It only took 20 years for the realisation, that history in education had shown that privatisation of vocational education and training would be a disaster. It has been -unequivocally.
Unfortunately, we still see only the tip of the iceberg and corporate speak to try and suggest otherwise. $6 billion in rorts is not a drop in the ocean what ever number of RTOs were involved in the rorts. And, even more importantly, the often forgotten thousands of students who have had qualifications cancelled, left with incomplete courses and, the salt to the wound, the public VET Provider TAFE being directed to fix up the mess caused by certain private RTOS and take on duped students, without recognition.
Even the Australian Council for Private Education and Training (ACPET) has only recently introduced a Code of Ethics for their member Private RTOs; they say Private RTOs will be independently assessed by ACPET for quality and ethics, 20 years after the System began. No conflict of interest here? Given ACPET hasn’t done anything in this regard since its inception, what has been happening before now? Why should ACPET be trusted now? The organisation name is a misnomer – it has publicly proven that it is a “Council for Private RTOs”, not “private education and training” which includes students and trainers.
There will be no national effective “moving forward” until an educationally-based framework is adopted and the Business/Industry-led VET System framework is totally replaced.
I have consistently been drawing these very issues, and much more, to public view and also to Government Ministers both Federal and State. Interestingly, the only ridicule and trolling emanates mostly from Private RTOs directors and self-professed “business people”. That tells my colleagues and I something. It doesn’t take Einstein to realise that a Private RTO relying totally on Government Subsidies to function is not a “business” at all – it is a quasi-Government Agency relying on public handouts. And the ridicule and trolling hardly demonstrates a cohort that understands its “business”, “clients” and “professionalism”. To me, it demonstrates a cohort that is anxious, insecure in its “business” environment and lacking the necessary networks and cooperation that could actually help them.

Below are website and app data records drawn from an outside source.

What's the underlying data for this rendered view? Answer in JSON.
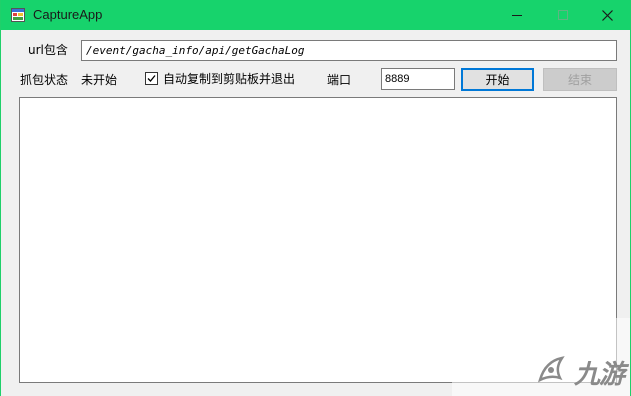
{
  "window": {
    "title": "CaptureApp",
    "title_bar_color": "#17d36c",
    "icon": "app-window-icon"
  },
  "controls": {
    "minimize_icon": "minimize-icon",
    "maximize_icon": "maximize-icon",
    "close_icon": "close-icon"
  },
  "url_filter": {
    "label": "url包含",
    "value": "/event/gacha_info/api/getGachaLog"
  },
  "status": {
    "label": "抓包状态",
    "value": "未开始"
  },
  "auto_copy": {
    "label": "自动复制到剪贴板并退出",
    "checked": true
  },
  "port": {
    "label": "端口",
    "value": "8889"
  },
  "buttons": {
    "start": "开始",
    "stop": "结束",
    "stop_enabled": false
  },
  "log": {
    "content": ""
  },
  "watermark": {
    "text": "九游"
  }
}
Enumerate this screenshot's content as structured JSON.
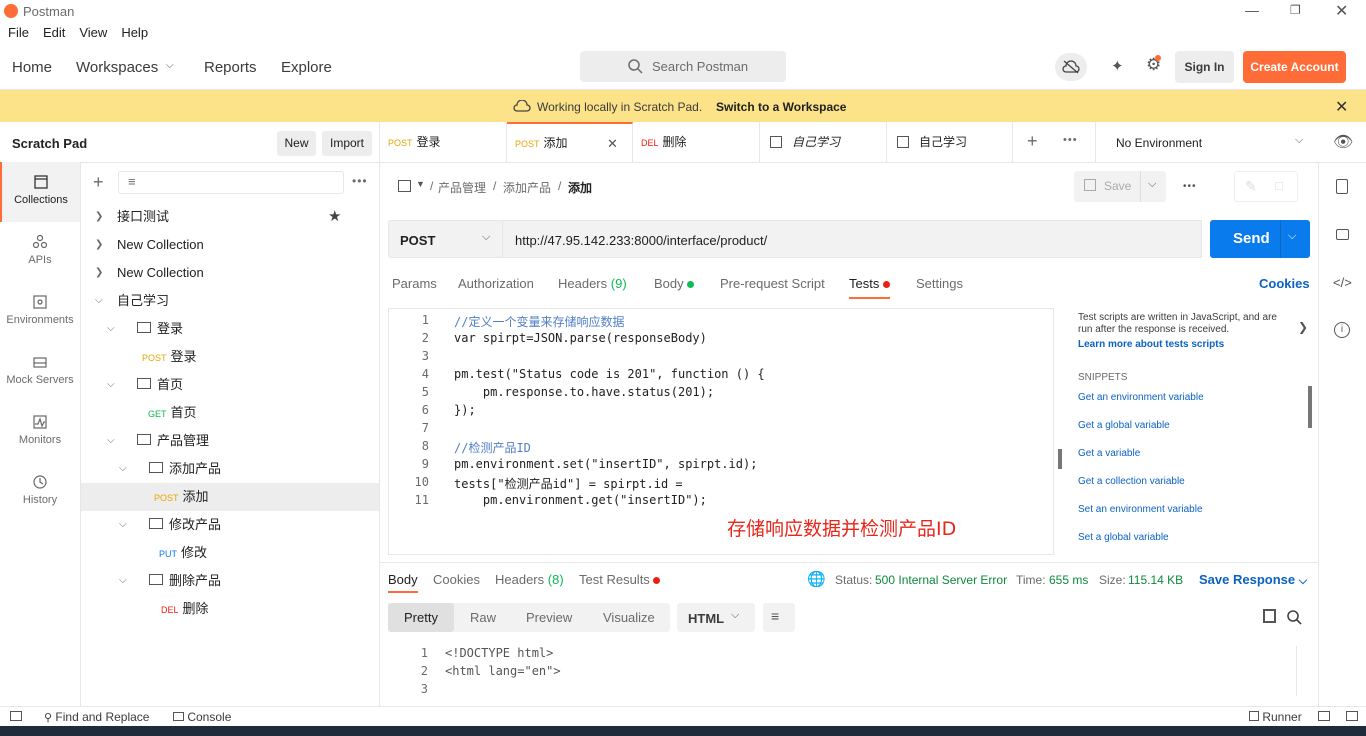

For those who still want to ridicule and troll the many people that have exposed the educationally unsound framework of the current Industry-led VET System, I draw your attention to an article that highlights what well regarded Business leaders think about the Privatised VET System of the last 20 years, including:
- Committee for Economic Development of Australia (CEDA) believes a shift away from VET’s current training packages is needed to broaden skills taught. Small Business and Family Enterprise Ombudsman Kate Carnell agrees.
- It’s run by the trainers for the trainers
- There is no consideration for the people they are training.
- Each region is different and has different requirements, and the governments need to recognise that. Courses offered need to be appropriate for the region, and that’s not necessarily how the current system works.
- Another primary recommendation is to broaden the skills provided by VET courses to provide better skills that are “transferable across occupational clusters”, with CEDA criticising the current courses as being “restrictive.”
Please see: “VET sector a “disgrace” and in need of comprehensive review, say business leaders” – DOMINIC POWELL / Monday, August 29 2016 – SmartCompany. http://bit.ly/2bSlfRj
I also invite the same people to review my comprehensive analysis of almost all aspects of the current VET System and note the similarity of the content. This puts to paid that I don’t support business, etc. Business itself recognises the current VET System is a disaster since its privatisation and lack of educationalist input: “How to successfully design and implement a Vocational Education and Training (VET) System that works” http://bit.ly/1YWwUgu
Still doubt my position, research synthesis, assessment and analyses? Here is another recent analysis by a respected vocational education and training practitioner: “The failure of privatisation and the case for a fully public TAFE system” http://bit.ly/2bRP19v
- While VET is industry- led, and considered a “business” there will be negligible moving forward in any national educational sense.
- While education and training is considered a product- there will be little moving forward in any national educational sense.
- While students are considered inputs – there will be little moving forward in any national educational sense.
We have known in the past, and know now, from up-to-date vocational and training theory and practice, what will benefit students, trainers, employers and the Nation, rather than only the public purse profiteers with no more than a Cert IV level understanding of “training and education”.